#### What to do:
Look for "data" in each line of the entries, and return the matching lines.

#### Input material:

+-------+

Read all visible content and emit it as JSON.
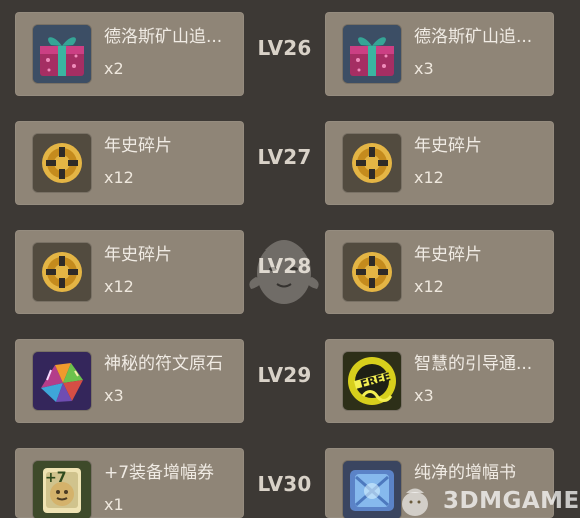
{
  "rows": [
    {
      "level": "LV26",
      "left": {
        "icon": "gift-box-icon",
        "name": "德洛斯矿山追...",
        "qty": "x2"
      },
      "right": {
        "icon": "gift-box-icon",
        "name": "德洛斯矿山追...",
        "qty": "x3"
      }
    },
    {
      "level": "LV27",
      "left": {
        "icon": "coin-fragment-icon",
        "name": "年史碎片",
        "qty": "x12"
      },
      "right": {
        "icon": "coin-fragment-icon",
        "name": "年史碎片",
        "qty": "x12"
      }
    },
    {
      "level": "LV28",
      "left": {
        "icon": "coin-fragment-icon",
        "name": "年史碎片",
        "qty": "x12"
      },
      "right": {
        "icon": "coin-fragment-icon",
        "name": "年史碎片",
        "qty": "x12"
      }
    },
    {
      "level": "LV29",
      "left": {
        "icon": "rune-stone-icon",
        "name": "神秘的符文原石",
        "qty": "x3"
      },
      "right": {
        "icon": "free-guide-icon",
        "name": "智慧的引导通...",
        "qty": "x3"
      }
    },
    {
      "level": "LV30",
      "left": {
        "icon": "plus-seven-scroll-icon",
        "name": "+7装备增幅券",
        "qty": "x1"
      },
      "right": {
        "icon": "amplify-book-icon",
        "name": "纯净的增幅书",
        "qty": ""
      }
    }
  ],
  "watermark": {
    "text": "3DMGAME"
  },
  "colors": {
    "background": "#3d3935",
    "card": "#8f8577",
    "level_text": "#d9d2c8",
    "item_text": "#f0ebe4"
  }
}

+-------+

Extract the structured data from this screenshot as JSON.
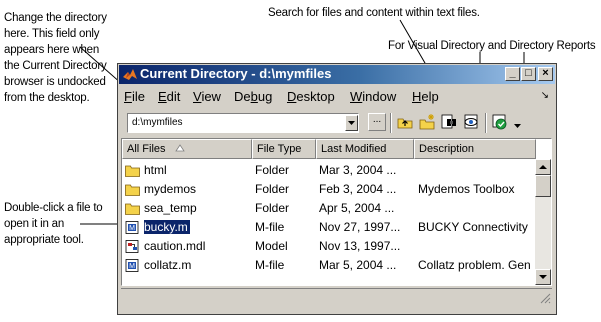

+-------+

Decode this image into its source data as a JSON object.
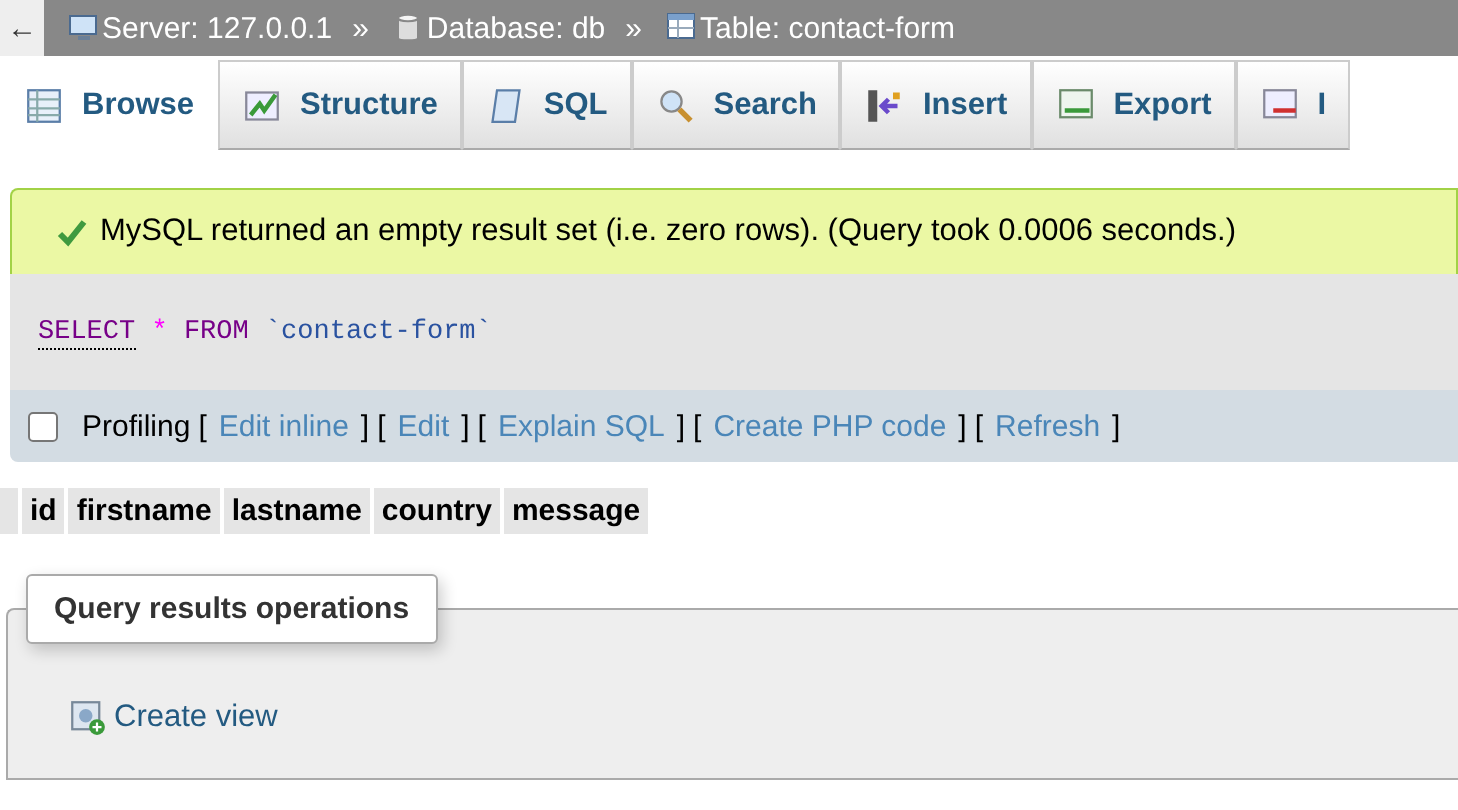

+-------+

#### Answer for the task:
Extract the structured data from this screenshot as JSON.
Decode this image into its source data as a JSON object.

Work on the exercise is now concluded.